Data entries
★ ★ ★

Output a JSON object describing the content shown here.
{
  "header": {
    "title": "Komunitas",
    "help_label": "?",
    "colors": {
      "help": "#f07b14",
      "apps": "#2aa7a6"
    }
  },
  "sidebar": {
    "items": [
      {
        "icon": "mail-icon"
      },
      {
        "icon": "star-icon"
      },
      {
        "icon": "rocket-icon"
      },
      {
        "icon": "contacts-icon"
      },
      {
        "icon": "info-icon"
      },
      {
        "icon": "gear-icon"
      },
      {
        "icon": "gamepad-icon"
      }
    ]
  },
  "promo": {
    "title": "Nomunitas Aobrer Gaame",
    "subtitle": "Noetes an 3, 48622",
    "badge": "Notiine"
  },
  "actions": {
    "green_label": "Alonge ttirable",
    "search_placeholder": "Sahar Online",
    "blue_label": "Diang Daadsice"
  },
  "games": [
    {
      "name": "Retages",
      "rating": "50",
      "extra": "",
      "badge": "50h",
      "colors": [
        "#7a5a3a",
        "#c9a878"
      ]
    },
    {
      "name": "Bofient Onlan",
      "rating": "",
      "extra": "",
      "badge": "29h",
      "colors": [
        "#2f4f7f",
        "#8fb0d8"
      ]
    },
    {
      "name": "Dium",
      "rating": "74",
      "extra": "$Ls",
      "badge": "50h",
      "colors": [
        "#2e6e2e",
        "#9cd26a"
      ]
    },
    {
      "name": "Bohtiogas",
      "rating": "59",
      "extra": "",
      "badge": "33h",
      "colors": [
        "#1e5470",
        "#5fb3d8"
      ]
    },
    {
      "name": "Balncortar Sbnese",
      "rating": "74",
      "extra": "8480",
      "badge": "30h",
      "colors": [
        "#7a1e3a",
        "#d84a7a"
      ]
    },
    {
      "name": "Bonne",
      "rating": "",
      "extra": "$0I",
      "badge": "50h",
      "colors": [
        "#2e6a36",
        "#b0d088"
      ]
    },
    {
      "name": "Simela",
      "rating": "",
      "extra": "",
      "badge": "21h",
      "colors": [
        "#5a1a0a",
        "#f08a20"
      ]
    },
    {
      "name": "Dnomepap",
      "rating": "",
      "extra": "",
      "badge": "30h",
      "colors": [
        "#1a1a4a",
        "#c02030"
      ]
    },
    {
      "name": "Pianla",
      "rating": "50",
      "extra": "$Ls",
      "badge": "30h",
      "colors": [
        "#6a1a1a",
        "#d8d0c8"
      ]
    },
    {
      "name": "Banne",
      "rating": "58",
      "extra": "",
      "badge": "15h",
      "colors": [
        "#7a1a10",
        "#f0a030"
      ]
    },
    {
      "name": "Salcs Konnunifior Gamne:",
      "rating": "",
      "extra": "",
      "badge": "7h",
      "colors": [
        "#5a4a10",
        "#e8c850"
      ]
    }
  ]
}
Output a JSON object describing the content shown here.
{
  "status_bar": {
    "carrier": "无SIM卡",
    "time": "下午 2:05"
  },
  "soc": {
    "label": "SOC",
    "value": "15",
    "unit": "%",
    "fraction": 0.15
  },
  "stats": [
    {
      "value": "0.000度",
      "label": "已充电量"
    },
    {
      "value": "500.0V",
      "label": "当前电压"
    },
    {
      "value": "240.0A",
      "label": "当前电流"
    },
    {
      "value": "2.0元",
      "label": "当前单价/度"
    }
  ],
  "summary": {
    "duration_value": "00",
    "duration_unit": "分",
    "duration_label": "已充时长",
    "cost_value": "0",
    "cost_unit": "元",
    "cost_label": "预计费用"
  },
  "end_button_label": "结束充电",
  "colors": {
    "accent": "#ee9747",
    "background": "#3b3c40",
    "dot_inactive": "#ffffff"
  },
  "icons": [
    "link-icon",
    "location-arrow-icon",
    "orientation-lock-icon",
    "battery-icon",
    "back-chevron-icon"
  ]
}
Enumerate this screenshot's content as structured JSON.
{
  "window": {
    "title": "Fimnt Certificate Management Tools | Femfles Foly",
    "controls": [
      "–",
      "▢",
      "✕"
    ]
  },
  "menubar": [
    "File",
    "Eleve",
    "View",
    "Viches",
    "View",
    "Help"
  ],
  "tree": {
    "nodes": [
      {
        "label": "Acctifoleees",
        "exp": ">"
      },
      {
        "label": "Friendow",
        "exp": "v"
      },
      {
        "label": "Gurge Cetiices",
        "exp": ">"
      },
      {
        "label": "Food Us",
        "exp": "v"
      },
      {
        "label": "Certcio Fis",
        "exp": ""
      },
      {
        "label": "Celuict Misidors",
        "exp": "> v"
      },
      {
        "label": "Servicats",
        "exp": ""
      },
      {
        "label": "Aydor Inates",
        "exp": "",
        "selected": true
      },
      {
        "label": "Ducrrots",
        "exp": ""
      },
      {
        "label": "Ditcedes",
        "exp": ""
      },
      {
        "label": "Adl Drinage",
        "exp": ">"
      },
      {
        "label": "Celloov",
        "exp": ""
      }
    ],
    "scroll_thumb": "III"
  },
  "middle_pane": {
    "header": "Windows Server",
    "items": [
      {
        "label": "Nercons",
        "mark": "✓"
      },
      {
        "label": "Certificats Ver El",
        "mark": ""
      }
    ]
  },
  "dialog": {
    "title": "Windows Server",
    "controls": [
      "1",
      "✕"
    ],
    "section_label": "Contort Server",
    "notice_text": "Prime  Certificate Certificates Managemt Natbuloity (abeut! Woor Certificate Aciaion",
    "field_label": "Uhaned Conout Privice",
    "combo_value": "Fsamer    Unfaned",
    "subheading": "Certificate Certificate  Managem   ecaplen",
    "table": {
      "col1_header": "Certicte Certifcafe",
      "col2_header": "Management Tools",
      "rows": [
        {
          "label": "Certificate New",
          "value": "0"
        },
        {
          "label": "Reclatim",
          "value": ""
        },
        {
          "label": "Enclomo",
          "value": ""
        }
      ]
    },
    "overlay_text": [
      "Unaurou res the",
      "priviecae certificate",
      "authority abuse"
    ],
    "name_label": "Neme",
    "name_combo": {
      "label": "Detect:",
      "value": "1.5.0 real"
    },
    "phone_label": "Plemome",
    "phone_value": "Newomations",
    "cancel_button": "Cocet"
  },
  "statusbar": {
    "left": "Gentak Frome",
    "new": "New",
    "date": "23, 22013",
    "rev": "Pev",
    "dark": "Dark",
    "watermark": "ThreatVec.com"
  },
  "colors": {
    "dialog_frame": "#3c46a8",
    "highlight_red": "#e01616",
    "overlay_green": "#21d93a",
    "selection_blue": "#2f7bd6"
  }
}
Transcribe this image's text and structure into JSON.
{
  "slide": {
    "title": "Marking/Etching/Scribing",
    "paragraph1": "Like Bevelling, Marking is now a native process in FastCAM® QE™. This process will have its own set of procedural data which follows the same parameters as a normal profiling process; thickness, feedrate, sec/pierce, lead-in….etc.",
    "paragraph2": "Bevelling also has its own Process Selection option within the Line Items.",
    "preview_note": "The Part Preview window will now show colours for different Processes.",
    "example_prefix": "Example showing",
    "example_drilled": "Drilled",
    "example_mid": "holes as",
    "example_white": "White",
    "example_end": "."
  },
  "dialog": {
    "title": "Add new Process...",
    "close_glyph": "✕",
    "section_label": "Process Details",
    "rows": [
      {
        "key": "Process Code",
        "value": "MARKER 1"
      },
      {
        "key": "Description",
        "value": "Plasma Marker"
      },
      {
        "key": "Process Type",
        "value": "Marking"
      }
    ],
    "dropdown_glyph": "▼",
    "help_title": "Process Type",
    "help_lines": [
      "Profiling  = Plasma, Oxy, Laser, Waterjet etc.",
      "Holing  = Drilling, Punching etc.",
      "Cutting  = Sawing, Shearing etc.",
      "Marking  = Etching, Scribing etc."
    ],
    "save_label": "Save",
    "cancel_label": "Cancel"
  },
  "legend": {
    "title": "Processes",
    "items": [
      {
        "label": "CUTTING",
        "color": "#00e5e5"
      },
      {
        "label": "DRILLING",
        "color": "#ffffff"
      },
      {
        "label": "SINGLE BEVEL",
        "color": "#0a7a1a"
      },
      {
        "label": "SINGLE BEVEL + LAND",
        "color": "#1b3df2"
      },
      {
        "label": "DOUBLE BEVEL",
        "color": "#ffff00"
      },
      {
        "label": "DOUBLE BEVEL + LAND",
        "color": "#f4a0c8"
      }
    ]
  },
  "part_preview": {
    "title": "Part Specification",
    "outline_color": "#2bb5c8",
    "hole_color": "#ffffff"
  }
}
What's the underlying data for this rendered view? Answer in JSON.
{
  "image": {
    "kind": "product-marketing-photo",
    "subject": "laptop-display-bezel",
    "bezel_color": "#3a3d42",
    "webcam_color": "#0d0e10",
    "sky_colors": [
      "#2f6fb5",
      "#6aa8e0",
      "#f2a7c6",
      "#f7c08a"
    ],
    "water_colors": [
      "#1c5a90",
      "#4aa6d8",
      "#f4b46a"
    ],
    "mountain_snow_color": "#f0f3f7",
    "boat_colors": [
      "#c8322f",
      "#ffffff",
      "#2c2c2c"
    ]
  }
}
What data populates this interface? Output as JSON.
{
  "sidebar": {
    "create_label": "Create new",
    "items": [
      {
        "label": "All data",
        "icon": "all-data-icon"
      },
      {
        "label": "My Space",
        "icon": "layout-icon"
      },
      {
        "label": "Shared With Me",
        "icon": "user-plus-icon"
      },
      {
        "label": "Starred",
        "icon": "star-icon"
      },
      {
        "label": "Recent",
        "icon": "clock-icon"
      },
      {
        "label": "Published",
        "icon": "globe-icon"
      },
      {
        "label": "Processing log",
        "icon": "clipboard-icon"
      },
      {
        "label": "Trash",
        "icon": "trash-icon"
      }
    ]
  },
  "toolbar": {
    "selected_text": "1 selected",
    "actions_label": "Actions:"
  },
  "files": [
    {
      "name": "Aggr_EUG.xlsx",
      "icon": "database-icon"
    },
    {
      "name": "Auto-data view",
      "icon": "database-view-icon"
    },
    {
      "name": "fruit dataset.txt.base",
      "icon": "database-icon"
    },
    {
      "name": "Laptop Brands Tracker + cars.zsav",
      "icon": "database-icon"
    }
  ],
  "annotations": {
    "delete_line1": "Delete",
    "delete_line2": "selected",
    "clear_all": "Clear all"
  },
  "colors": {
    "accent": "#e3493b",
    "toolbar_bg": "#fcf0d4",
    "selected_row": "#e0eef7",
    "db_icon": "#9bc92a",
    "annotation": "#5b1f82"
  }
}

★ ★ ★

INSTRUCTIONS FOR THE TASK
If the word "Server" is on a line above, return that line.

RESPONSE BELOW
    "header": "Windows Server",
    "title": "Windows Server",
    "section_label": "Contort Server",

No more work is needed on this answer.